The University of Illinois College of Medicine at Peoria has received a five-year $1.85 million federal grant to learn why some cancers are resistant to targeted drugs such as rapamycin and how treatment can be successful despite the resistance.
The recent advent of targeted cancer therapy has shed light on new cures against metastatic and advanced cancer that could not be treated by conventional treatments such as surgery, radiotherapy, and chemotherapy, said Sang-Oh Yoon, PhD, assistant professor of cancer biology and pharmacology and principal investigator on the study that is funded by the National Cancer Institute.
One of the major shortcomings of the therapy, Yoon said, is the cancer’s resistance to drugs. It initially led to a dramatic decrease in tumor burden and an increase in overall patient survival. However, tumors in many patients eventually became resistant to the drugs, and tumors reoccurred.
Yoon’s research focuses on mTOR (mammalian or mechanistic target of rapamycin), widely regarded as one of the master regulators of cell growth. Drugs that target mTOR were approved by the U.S. Food and Drug Administration, and they are actively used in clinics to treat cancers. Currently, the second generation of drugs that target mTOR that were recently developed are used in clinical trials to treat many cancers. Cancer resistance and recurrence to these drugs remains unsolved.
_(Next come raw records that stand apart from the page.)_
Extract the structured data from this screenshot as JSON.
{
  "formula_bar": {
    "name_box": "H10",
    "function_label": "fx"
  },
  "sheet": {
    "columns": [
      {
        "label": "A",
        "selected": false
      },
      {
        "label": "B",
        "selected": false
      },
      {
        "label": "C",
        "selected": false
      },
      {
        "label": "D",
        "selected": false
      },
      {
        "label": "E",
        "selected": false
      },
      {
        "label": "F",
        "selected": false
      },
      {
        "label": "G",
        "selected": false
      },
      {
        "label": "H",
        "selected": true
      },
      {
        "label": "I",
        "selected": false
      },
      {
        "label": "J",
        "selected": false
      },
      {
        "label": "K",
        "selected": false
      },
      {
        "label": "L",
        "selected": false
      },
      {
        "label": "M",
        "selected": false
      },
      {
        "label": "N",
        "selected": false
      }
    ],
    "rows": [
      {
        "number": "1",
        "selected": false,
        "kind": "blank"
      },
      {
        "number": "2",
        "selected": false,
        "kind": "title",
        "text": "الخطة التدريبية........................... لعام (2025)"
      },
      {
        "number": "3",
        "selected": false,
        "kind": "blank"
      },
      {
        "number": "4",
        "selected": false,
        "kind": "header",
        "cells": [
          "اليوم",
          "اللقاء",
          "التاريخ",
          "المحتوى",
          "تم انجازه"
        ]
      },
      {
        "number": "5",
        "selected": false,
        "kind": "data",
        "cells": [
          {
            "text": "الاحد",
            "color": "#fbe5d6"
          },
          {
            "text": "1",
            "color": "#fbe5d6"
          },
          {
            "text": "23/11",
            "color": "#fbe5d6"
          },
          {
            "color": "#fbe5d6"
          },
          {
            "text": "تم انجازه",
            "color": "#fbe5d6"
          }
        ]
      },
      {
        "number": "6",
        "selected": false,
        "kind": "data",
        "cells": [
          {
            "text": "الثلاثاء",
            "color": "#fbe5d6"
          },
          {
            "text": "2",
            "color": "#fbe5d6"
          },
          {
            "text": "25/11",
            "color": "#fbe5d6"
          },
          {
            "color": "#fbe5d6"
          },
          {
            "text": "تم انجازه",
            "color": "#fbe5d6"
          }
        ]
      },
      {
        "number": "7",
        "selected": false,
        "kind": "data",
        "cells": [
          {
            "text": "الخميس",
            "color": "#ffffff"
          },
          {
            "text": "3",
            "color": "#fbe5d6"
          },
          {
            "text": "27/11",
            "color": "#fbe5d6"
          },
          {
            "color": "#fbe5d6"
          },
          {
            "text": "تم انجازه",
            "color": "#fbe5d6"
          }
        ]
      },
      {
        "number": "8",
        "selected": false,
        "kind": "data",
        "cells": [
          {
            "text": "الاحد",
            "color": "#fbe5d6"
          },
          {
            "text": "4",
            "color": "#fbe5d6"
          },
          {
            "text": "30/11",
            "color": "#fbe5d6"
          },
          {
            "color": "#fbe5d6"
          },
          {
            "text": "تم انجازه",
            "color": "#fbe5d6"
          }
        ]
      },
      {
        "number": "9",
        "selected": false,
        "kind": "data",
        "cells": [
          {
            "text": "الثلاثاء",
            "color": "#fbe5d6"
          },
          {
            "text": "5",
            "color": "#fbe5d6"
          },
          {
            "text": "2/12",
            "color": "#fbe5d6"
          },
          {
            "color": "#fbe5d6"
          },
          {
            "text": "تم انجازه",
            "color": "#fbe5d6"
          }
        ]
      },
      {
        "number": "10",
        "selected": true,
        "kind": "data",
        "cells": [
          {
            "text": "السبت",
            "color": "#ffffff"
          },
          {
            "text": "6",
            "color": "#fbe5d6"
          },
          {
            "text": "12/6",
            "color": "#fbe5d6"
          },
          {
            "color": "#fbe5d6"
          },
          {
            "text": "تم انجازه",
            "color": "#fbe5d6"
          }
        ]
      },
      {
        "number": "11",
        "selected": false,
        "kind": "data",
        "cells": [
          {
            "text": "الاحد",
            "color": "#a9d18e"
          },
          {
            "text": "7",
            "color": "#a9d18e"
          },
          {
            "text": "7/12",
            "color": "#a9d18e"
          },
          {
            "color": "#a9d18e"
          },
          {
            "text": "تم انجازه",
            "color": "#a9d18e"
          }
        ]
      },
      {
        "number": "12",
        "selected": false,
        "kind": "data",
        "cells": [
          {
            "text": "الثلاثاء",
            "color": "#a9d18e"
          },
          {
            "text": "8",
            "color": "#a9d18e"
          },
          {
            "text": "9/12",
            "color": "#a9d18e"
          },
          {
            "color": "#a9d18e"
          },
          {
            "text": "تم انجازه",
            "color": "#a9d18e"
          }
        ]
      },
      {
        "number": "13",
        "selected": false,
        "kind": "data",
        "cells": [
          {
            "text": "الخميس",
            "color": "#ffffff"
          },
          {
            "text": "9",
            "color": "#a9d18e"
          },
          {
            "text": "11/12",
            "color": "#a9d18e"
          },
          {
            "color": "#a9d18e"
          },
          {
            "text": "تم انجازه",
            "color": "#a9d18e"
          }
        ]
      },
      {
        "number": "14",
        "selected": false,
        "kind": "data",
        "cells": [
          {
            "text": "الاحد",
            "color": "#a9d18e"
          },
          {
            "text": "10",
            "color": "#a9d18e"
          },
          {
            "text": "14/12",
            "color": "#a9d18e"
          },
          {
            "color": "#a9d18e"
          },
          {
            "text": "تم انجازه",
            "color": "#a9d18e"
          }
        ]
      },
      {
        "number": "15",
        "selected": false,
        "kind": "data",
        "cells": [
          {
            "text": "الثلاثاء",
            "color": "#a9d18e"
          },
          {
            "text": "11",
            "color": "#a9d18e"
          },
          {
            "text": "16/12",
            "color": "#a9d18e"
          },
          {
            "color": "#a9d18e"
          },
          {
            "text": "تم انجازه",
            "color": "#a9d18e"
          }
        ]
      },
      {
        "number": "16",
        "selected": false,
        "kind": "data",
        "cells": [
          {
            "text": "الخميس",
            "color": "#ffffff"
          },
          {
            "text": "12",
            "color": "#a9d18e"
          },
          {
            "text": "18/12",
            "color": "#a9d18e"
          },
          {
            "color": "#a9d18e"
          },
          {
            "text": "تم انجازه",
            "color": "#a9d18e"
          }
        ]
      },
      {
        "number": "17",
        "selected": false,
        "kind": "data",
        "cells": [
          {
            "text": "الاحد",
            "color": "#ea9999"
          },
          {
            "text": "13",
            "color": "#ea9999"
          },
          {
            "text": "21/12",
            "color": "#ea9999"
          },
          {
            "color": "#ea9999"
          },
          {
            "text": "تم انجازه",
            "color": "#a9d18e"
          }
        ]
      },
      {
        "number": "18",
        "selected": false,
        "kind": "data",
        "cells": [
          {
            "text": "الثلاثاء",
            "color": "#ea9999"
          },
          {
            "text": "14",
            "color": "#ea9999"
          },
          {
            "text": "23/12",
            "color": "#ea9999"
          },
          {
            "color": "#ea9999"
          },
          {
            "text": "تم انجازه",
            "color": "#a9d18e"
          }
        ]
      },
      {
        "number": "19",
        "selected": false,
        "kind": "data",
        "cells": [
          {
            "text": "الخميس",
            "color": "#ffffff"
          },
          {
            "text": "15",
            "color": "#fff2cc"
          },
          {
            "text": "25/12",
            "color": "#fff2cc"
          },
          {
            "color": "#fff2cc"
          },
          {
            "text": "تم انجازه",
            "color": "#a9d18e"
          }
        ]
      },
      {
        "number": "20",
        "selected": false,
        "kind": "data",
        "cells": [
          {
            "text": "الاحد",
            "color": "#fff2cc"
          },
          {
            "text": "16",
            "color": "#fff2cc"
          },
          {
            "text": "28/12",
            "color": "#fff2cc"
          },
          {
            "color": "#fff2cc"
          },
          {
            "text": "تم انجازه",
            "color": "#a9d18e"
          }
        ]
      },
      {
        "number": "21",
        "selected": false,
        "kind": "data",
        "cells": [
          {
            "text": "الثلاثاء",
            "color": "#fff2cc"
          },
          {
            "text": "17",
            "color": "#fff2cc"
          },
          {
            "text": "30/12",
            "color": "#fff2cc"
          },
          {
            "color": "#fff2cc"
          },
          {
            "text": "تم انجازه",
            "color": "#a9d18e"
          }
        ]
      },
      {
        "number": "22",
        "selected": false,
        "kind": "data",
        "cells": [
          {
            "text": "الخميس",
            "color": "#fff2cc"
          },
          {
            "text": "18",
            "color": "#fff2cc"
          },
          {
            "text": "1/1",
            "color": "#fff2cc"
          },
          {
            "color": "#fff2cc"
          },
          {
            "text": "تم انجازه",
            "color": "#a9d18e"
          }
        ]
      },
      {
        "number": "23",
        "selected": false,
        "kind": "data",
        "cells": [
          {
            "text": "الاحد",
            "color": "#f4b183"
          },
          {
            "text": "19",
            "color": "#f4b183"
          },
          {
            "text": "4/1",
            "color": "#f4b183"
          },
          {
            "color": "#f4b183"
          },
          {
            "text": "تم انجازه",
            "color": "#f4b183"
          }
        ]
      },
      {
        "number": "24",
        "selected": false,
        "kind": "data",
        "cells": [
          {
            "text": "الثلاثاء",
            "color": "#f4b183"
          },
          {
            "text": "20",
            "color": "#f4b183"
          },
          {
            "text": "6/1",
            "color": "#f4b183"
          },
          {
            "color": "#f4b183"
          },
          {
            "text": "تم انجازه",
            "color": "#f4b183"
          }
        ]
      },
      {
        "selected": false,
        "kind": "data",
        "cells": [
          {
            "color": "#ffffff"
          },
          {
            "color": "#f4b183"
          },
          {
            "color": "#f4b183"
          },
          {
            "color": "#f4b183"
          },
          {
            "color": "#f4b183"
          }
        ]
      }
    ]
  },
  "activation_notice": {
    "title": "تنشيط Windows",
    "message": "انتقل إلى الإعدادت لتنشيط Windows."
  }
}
“We are working to identify cancer’s resistance mechanisms toward mTOR targeting drugs and identify strategies to overcome this resistance and prevent tumor recurrence,” said Yoon, a member of the University of Illinois Cancer Center.
The research, said Yoon, is relevant to public health due to the critical need to identify more effective disease treatments. Considering that many current therapies have limited effectiveness, “we are using what we have learned about tumor cells’ responses to the mTOR inhibition to work towards treatments that have higher success.
“We hope that our study will provide influence on the success of future mTOR-targeted cancer therapies and personalized medicine.”